Digital Arts performances defy tradition
This year’s Creative City Project in downtown Orlando featured the work of two Stetson digital arts students and associate professor Matt Roberts. Stetson junior Joe Palermo and sophomore Jacob Frisenda performed at the 2013 Electronic Mobile Performance, or EMP, using a shopping cart equipped with a battery, a fan and a DIY inflatable, allowing them to move around to set up the cart and turn on the fan to inflate the screen on which they projected the video they were shooting to document it all. (Pictured left to right: Matt Roberts, Jacob Frisenda and Joe Palermo.)
Visit https://vimeo.com/78022364 to see a video documentation of their performance made by Stetson student Shadee Rios.
EMP: Electronic Mobile Performance, founded and directed by Matt Roberts, is a collaborative, multimedia project involving faculty and students from Stetson University’s Digital Arts program (http://blog.stetson.edu/diga/) under the direction of Roberts. The group’s primary mission is to explore collaborative artistic production using new technologies and to find new ways of presenting art outside of traditional venues.
For this performance students Palermo and Frisenda used contact microphones and custom software to transform shopping carts into musical instruments. To accompany the sounds created by the shopping carts, Roberts and Frisenda created a synchronized audio/visual performance. To create the synchronized performance Roberts, Frisenda and Palermo created their own software instruments and used commercial sound software as well. The shopping carts were also outfitted with portable power and audio/video equipment which enabled the group to move around the city to create impromptu performances in the public.
The idea to use the shopping carts as musical instruments themselves actually came from a previous performance group that Roberts was in, called Mobile Performance Group or MPG, where they would use shopping carts as easy transportation for their gear. They would also wire them up with contact microphones and touch sensors and play them like musical instruments.
“I think our Orlando performance was fantastic,” said Frisenda (pictured left). “It was a ridiculous amount of fun; however, I think as a group, we agreed that a lot of my musical material in the middle was a bit too ambient and low-key.”
The faculty/student group will also be performing in Miami on Dec. 6, during the international art faire, Basel Miami. It will be held at The Street: Festival of Electronic Music, Art and Performance, Harold Golen Gallery, Miami, Fla.
“So for our Miami performance I’m definitely replacing one or two songs in the middle with some much more upbeat, dance-able music,” said Frisenda. “I’m also working with Joe (Joe Palermo, pictured right) so we can have more interaction between our sounds. We’re going to be trying a myriad of things from live sampling and looping of the shopping cart sounds, to having certain effects on Joe’s computer react to the incoming MIDI data from the drums on my computer.

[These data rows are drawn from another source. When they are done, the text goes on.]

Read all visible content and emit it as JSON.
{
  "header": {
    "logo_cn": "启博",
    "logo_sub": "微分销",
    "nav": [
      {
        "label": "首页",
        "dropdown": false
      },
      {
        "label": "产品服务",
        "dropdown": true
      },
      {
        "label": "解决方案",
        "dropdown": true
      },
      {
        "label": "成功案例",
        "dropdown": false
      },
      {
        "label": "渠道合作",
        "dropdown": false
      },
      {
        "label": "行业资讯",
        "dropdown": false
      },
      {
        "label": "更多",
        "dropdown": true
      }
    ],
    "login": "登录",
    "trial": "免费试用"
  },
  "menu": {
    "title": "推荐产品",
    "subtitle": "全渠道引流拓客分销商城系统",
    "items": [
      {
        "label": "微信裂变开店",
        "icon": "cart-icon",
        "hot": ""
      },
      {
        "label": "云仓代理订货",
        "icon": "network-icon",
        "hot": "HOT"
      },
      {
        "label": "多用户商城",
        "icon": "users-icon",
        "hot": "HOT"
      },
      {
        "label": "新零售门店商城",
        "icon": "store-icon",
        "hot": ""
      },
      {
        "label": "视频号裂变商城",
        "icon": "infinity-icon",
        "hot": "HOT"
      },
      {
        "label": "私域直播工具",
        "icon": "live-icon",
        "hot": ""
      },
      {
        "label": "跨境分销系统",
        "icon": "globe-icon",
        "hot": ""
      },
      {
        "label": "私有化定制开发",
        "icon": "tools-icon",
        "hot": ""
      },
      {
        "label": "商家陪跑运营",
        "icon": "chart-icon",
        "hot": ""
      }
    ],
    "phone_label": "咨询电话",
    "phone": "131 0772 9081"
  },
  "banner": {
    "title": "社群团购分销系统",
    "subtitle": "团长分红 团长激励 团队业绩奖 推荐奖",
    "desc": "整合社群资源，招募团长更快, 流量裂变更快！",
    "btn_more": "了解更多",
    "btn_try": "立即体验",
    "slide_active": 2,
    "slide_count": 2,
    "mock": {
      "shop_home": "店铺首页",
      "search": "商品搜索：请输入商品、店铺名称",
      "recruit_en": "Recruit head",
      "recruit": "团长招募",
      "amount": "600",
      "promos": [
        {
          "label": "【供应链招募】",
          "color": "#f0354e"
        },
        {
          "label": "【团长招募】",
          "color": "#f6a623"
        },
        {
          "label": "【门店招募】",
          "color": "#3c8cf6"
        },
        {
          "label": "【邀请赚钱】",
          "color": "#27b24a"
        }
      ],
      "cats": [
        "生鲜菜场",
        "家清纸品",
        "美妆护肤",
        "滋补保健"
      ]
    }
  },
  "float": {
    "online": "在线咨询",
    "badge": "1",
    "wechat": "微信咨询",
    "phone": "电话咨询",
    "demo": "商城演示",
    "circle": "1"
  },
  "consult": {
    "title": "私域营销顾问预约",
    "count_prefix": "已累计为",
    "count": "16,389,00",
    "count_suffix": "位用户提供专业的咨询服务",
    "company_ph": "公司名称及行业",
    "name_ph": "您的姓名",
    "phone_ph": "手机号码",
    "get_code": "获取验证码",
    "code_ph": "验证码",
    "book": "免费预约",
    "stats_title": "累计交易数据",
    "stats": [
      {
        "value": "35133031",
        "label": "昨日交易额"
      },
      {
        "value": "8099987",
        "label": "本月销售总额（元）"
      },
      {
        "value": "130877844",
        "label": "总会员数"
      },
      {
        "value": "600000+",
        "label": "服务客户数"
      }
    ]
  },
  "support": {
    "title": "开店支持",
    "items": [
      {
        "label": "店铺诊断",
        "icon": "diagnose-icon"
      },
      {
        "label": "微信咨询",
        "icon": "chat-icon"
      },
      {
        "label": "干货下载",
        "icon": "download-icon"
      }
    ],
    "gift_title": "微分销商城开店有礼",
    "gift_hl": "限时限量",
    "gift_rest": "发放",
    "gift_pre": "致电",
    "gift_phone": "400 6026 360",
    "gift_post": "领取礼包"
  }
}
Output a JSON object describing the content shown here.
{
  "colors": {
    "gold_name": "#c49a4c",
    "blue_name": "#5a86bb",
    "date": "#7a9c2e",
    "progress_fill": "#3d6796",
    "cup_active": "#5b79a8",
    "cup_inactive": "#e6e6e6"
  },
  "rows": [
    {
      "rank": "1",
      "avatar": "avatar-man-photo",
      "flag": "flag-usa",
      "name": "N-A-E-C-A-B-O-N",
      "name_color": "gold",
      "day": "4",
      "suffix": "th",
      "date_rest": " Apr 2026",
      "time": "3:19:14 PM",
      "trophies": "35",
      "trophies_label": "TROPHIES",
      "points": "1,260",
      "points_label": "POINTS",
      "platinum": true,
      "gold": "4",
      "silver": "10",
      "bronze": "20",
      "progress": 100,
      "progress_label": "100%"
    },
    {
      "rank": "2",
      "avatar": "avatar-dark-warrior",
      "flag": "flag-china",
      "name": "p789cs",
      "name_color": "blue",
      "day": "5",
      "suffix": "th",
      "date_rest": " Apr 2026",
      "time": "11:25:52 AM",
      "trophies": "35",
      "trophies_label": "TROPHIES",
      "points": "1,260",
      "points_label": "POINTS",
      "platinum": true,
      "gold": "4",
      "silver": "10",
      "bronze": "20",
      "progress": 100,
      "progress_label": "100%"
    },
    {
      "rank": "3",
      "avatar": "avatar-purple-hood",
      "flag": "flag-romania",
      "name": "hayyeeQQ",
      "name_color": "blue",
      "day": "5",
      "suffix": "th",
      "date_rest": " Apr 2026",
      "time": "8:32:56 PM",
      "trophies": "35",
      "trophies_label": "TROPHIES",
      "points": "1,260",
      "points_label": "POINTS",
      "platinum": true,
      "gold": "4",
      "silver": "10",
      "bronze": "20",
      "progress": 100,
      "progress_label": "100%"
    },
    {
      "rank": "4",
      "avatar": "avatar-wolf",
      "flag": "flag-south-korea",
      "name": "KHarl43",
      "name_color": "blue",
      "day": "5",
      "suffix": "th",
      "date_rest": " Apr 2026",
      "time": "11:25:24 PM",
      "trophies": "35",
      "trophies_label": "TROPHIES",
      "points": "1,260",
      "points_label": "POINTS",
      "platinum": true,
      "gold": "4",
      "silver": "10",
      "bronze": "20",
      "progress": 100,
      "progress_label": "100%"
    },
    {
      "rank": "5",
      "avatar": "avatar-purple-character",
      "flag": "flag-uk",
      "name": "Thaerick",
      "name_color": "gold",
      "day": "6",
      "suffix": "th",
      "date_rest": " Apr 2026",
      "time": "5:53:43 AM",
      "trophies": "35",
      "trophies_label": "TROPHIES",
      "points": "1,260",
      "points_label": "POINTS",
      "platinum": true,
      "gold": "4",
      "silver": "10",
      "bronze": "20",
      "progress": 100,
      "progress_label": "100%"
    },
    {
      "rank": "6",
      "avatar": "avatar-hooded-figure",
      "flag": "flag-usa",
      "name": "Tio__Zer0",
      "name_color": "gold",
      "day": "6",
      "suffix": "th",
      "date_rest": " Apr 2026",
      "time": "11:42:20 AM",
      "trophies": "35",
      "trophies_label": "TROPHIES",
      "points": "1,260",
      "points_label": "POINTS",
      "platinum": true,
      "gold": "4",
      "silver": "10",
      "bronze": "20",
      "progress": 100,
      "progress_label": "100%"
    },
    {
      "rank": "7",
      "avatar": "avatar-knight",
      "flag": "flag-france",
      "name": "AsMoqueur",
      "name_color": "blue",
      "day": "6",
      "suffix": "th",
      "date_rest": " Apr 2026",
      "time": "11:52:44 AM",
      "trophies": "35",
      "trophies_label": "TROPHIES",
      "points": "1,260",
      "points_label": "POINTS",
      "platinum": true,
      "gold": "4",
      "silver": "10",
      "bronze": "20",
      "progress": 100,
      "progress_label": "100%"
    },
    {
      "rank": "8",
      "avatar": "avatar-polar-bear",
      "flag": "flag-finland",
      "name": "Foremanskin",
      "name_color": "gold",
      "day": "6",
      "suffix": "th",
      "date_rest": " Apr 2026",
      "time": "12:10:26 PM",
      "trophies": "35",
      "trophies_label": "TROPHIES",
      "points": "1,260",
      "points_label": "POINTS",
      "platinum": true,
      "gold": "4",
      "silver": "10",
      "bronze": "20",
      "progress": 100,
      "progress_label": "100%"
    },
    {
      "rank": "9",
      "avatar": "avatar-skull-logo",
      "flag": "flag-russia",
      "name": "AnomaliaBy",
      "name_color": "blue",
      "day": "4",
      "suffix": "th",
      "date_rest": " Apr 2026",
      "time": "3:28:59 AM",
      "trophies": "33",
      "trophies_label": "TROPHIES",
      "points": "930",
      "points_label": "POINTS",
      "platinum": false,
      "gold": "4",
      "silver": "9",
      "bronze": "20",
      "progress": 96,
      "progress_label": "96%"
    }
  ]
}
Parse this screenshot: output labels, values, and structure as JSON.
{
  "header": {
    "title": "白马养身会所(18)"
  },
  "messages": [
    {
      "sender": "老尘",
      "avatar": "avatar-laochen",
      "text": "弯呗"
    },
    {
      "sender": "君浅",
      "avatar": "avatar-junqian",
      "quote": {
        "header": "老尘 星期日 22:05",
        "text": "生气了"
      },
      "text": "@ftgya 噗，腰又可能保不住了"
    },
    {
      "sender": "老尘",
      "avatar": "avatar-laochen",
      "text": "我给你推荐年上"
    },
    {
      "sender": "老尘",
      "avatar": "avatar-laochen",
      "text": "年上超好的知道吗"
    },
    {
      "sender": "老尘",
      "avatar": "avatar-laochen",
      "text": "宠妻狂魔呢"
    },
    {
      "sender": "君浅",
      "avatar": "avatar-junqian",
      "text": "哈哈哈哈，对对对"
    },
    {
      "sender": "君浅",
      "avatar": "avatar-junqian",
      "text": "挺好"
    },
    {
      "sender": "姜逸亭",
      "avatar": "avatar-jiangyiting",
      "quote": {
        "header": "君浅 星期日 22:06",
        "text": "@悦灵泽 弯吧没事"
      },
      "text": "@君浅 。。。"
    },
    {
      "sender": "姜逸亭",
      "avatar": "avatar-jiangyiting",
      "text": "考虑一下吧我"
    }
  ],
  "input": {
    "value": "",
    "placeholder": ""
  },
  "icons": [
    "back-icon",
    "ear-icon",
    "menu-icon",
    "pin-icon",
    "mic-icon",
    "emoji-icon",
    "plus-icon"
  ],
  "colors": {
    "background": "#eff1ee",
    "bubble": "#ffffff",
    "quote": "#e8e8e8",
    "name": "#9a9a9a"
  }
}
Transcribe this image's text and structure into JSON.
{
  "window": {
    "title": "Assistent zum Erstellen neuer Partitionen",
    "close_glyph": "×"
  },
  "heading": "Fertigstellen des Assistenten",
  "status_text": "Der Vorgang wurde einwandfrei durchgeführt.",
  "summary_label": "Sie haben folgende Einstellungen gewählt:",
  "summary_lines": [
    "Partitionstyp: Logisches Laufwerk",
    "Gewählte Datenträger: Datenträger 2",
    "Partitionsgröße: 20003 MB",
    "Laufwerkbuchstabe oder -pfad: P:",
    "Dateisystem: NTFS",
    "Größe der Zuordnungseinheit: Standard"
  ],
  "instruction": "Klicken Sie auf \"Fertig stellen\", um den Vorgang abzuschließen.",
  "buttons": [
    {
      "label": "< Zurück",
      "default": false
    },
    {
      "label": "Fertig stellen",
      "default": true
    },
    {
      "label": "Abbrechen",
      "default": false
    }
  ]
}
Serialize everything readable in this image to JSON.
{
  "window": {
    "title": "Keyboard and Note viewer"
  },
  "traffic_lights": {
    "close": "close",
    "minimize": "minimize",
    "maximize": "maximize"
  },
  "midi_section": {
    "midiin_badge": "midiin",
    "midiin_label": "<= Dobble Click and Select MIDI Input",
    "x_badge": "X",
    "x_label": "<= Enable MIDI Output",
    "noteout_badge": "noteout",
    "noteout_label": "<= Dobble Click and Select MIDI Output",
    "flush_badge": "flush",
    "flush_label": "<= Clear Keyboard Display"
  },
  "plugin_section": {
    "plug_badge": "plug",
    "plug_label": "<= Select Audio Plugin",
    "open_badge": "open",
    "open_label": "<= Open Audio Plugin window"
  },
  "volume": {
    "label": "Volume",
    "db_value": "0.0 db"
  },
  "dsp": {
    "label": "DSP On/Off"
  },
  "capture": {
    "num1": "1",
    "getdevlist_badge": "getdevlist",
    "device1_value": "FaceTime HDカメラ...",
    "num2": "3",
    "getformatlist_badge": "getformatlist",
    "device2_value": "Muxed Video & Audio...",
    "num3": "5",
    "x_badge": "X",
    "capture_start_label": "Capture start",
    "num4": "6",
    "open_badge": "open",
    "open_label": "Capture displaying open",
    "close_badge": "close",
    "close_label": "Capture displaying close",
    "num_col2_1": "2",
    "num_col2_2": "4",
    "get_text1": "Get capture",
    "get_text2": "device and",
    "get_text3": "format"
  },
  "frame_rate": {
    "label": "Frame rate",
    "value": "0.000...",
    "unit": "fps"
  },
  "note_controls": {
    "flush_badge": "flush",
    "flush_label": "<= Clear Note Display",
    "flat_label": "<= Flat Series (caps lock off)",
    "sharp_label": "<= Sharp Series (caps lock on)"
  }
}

“For now, I think a small performance group is the best type of environment for this sort of unusual instrumentation to thrive in,” Frisenda said. “However, I definitely would love to do a more expanded version of what we’re doing, with many more unconventional instruments, and possibly do full concerts or live film scores with it.”